*** Opening Records supplied ***
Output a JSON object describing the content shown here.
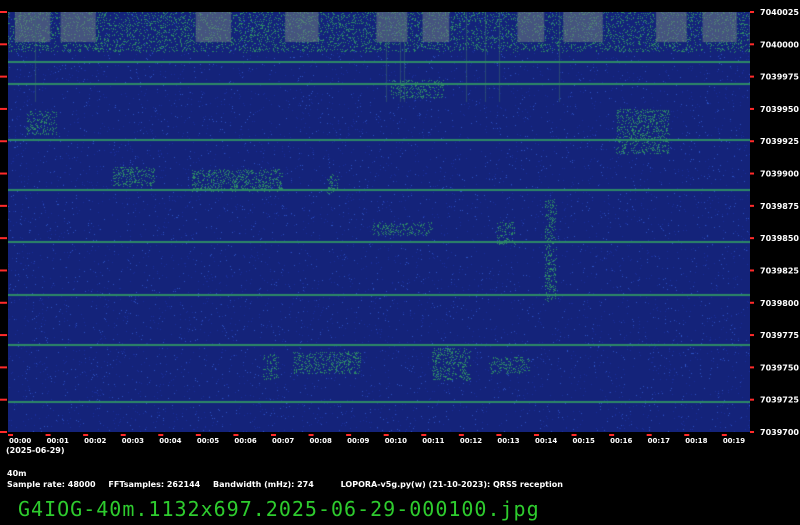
{
  "colors": {
    "background": "#000000",
    "waterfall_base": "#14237a",
    "noise": "#2d52c4",
    "signal": "#2e8a66",
    "tick_red": "#ff2a2a",
    "caption_green": "#2ecc2e"
  },
  "chart_data": {
    "type": "heatmap",
    "title": "",
    "xlabel": "",
    "ylabel": "",
    "x_tick_labels": [
      "00:00",
      "00:01",
      "00:02",
      "00:03",
      "00:04",
      "00:05",
      "00:06",
      "00:07",
      "00:08",
      "00:09",
      "00:10",
      "00:11",
      "00:12",
      "00:13",
      "00:14",
      "00:15",
      "00:16",
      "00:17",
      "00:18",
      "00:19"
    ],
    "y_tick_labels": [
      "7040025",
      "7040000",
      "7039975",
      "7039950",
      "7039925",
      "7039900",
      "7039875",
      "7039850",
      "7039825",
      "7039800",
      "7039775",
      "7039750",
      "7039725",
      "7039700"
    ],
    "y_range": [
      7039700,
      7040025
    ],
    "x_range_minutes": [
      0,
      19.75
    ],
    "horizontal_carrier_lines_hz": [
      7039987,
      7039970,
      7039927,
      7039888,
      7039848,
      7039807,
      7039768,
      7039724
    ],
    "signal_patches": [
      {
        "t0": 0.0,
        "t1": 19.75,
        "f0": 7039994,
        "f1": 7040025,
        "strength": 0.55
      },
      {
        "t0": 0.5,
        "t1": 1.3,
        "f0": 7039930,
        "f1": 7039948,
        "strength": 0.5
      },
      {
        "t0": 2.8,
        "t1": 3.9,
        "f0": 7039890,
        "f1": 7039905,
        "strength": 0.55
      },
      {
        "t0": 4.9,
        "t1": 7.3,
        "f0": 7039886,
        "f1": 7039903,
        "strength": 0.55
      },
      {
        "t0": 8.5,
        "t1": 8.8,
        "f0": 7039884,
        "f1": 7039900,
        "strength": 0.5
      },
      {
        "t0": 10.2,
        "t1": 11.6,
        "f0": 7039958,
        "f1": 7039972,
        "strength": 0.5
      },
      {
        "t0": 9.7,
        "t1": 11.3,
        "f0": 7039852,
        "f1": 7039862,
        "strength": 0.45
      },
      {
        "t0": 13.0,
        "t1": 13.5,
        "f0": 7039845,
        "f1": 7039862,
        "strength": 0.5
      },
      {
        "t0": 14.3,
        "t1": 14.6,
        "f0": 7039800,
        "f1": 7039880,
        "strength": 0.5
      },
      {
        "t0": 16.2,
        "t1": 17.6,
        "f0": 7039915,
        "f1": 7039950,
        "strength": 0.5
      },
      {
        "t0": 6.8,
        "t1": 7.2,
        "f0": 7039740,
        "f1": 7039760,
        "strength": 0.45
      },
      {
        "t0": 7.6,
        "t1": 9.4,
        "f0": 7039745,
        "f1": 7039762,
        "strength": 0.5
      },
      {
        "t0": 11.3,
        "t1": 12.3,
        "f0": 7039740,
        "f1": 7039765,
        "strength": 0.55
      },
      {
        "t0": 12.8,
        "t1": 13.9,
        "f0": 7039745,
        "f1": 7039758,
        "strength": 0.45
      }
    ]
  },
  "date_label": "(2025-06-29)",
  "band_label": "40m",
  "info": {
    "sample_rate": "Sample rate: 48000",
    "fft_samples": "FFTsamples: 262144",
    "bandwidth": "Bandwidth (mHz): 274",
    "software": "LOPORA-v5g.py(w) (21-10-2023): QRSS reception"
  },
  "filename_caption": "G4IOG-40m.1132x697.2025-06-29-000100.jpg"
}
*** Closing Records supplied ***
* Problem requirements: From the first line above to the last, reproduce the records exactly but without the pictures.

* Output for this exercise:
Output a JSON object describing the content shown here.
{
  "colors": {
    "background": "#000000",
    "waterfall_base": "#14237a",
    "noise": "#2d52c4",
    "signal": "#2e8a66",
    "tick_red": "#ff2a2a",
    "caption_green": "#2ecc2e"
  },
  "chart_data": {
    "type": "heatmap",
    "title": "",
    "xlabel": "",
    "ylabel": "",
    "x_tick_labels": [
      "00:00",
      "00:01",
      "00:02",
      "00:03",
      "00:04",
      "00:05",
      "00:06",
      "00:07",
      "00:08",
      "00:09",
      "00:10",
      "00:11",
      "00:12",
      "00:13",
      "00:14",
      "00:15",
      "00:16",
      "00:17",
      "00:18",
      "00:19"
    ],
    "y_tick_labels": [
      "7040025",
      "7040000",
      "7039975",
      "7039950",
      "7039925",
      "7039900",
      "7039875",
      "7039850",
      "7039825",
      "7039800",
      "7039775",
      "7039750",
      "7039725",
      "7039700"
    ],
    "y_range": [
      7039700,
      7040025
    ],
    "x_range_minutes": [
      0,
      19.75
    ],
    "horizontal_carrier_lines_hz": [
      7039987,
      7039970,
      7039927,
      7039888,
      7039848,
      7039807,
      7039768,
      7039724
    ],
    "signal_patches": [
      {
        "t0": 0.0,
        "t1": 19.75,
        "f0": 7039994,
        "f1": 7040025,
        "strength": 0.55
      },
      {
        "t0": 0.5,
        "t1": 1.3,
        "f0": 7039930,
        "f1": 7039948,
        "strength": 0.5
      },
      {
        "t0": 2.8,
        "t1": 3.9,
        "f0": 7039890,
        "f1": 7039905,
        "strength": 0.55
      },
      {
        "t0": 4.9,
        "t1": 7.3,
        "f0": 7039886,
        "f1": 7039903,
        "strength": 0.55
      },
      {
        "t0": 8.5,
        "t1": 8.8,
        "f0": 7039884,
        "f1": 7039900,
        "strength": 0.5
      },
      {
        "t0": 10.2,
        "t1": 11.6,
        "f0": 7039958,
        "f1": 7039972,
        "strength": 0.5
      },
      {
        "t0": 9.7,
        "t1": 11.3,
        "f0": 7039852,
        "f1": 7039862,
        "strength": 0.45
      },
      {
        "t0": 13.0,
        "t1": 13.5,
        "f0": 7039845,
        "f1": 7039862,
        "strength": 0.5
      },
      {
        "t0": 14.3,
        "t1": 14.6,
        "f0": 7039800,
        "f1": 7039880,
        "strength": 0.5
      },
      {
        "t0": 16.2,
        "t1": 17.6,
        "f0": 7039915,
        "f1": 7039950,
        "strength": 0.5
      },
      {
        "t0": 6.8,
        "t1": 7.2,
        "f0": 7039740,
        "f1": 7039760,
        "strength": 0.45
      },
      {
        "t0": 7.6,
        "t1": 9.4,
        "f0": 7039745,
        "f1": 7039762,
        "strength": 0.5
      },
      {
        "t0": 11.3,
        "t1": 12.3,
        "f0": 7039740,
        "f1": 7039765,
        "strength": 0.55
      },
      {
        "t0": 12.8,
        "t1": 13.9,
        "f0": 7039745,
        "f1": 7039758,
        "strength": 0.45
      }
    ]
  },
  "date_label": "(2025-06-29)",
  "band_label": "40m",
  "info": {
    "sample_rate": "Sample rate: 48000",
    "fft_samples": "FFTsamples: 262144",
    "bandwidth": "Bandwidth (mHz): 274",
    "software": "LOPORA-v5g.py(w) (21-10-2023): QRSS reception"
  },
  "filename_caption": "G4IOG-40m.1132x697.2025-06-29-000100.jpg"
}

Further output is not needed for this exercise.